Over the past 30 years, administrations have spent more than $100 million trying to automate the old-fashioned process in the mine and make it run at the speed of computers.
So now the mine continues to run at the speed of human fingers and feet. That failure imposes costs on federal retirees, who have to wait months for their full benefit checks. And it has imposed costs on the taxpayer: The Obama administration has now made the mine run faster, but mainly by paying for more fingers and feet.
The staff working in the mine has increased by at least 200 people in the past five years. And the cost of processing each claim has increased from $82 to $108, as total spending on the retirement system reached $55.8 million.
In a statement issued Saturday, OPM director Katherine Archuleta said: "I do not believe that the current level of service is acceptable." She added that modernizing the system is a priority for her.
This is how the mine works:
Step 1 begins when a federal employee submits retirement paperwork to his or her own agency. That happens at least 100,000 times a year. Within a few days, the government starts sending "interim payments" to the retirees -- checks worth about 80 percent of their full pensions. This is meant to tide them over while the mine works on the case.
But why is it in a cave at all?
The answer to that question is that, back in 1958, the U.S. government was in the market for storage space. It needed 30,000 square feet to hold personnel files that were being relocated from a building in Washington, D.C. Officials looked at buildings in Richmond, Va., and Syracuse, N.Y., before choosing this place, an underground complex where 1,000 workers had once cut limestone to feed the steel mills.
A private company had turned the place into an enormous safe-deposit box: safe from the weather and the Soviets, kept naturally cool as a cave. Today, the complex is owned by the company Iron Mountain, which leases out other caverns to store old Hollywood movie reels and photo archives.
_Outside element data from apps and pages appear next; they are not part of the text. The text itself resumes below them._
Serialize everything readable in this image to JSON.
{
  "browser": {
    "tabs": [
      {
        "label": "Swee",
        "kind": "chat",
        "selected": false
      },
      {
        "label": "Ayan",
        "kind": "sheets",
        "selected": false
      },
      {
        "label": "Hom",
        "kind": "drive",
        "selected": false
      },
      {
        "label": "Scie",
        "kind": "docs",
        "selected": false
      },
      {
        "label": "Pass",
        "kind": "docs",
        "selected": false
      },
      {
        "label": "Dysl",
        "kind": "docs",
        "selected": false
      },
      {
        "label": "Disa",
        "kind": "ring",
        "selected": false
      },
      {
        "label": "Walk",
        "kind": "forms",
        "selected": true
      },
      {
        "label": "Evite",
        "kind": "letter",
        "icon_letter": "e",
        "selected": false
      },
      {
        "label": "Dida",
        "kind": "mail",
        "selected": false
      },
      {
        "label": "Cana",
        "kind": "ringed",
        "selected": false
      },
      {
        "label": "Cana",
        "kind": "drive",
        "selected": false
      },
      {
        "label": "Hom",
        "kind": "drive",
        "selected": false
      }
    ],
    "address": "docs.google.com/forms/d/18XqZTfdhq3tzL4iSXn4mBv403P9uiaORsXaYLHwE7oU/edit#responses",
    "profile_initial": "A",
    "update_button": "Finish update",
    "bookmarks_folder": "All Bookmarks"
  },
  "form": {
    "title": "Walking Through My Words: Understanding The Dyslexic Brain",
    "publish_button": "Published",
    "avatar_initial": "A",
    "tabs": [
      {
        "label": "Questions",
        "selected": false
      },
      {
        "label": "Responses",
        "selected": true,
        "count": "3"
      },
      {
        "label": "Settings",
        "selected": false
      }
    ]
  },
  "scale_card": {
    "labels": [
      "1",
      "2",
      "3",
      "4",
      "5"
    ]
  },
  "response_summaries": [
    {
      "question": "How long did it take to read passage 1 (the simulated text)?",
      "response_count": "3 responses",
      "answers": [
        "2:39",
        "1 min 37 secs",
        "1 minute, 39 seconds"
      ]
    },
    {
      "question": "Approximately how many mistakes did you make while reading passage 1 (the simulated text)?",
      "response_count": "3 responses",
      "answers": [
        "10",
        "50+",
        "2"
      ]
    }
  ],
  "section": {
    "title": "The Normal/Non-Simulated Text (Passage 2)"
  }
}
The government moved its old records to Boyers in 1960. At first, it was just a file room. Records were shipped to Washington for processing. But over time, the government began to hire more people to work in the mine itself.
For workers inside the mine, Step 2 in the paperwork process is to take the retiree's newly arrived file and match it up with any records already stored in the mine.
In about 15 percent of the cases, that means a long walk into the mine's eight massive file caverns. Inside, they are empty enough to be spooky.
In most cases, however, Step 2 can be completed without a walk. The retiree's files have been scanned into a digital archive and can be looked up on a computer.
But there's a problem: All the information must go in the retiree's manila folder.
And you can't put a computer file in a manila folder.
"We do print them out, right now. But we won't in the future," said Doug Berger, who supervises this operation. The printed-out documents are put in the folder, and it continues.
Now, Step 3: The file moves around the corner to an adjacent cavern. The workers there have a vital but frustrating job. They must call, email, fax, badger and harass workers in other federal agencies to find paperwork that has been left out of the file.
Step 3 usually takes a few days to a few weeks. But if anybody's file is misplaced along the way, it slows everybody's work down.
Finally, when all the file's missing papers are found, the file moves on to a new set of workers in a new set of caverns.
This is Step 4.
Now that all the retiree's digital data have been turned into paperwork, these workers turn that paperwork into digital data again. They type all the pertinent information into a computer, by hand.
When all the data are entered into the computer, it is onto Step 5. Another employee reviews the case to be sure the data were entered correctly. Then, at last, the case is "triggered." The retiree gets the full check.
That process now takes, on average, at least 61 days. That's the same amount of time it took in 1977, according to a federal audit from that time. Many state retirement systems, which also handle large loads of employees, do it much faster. Florida takes 47 days. The California teachers' retirement system takes 23. Texas takes two.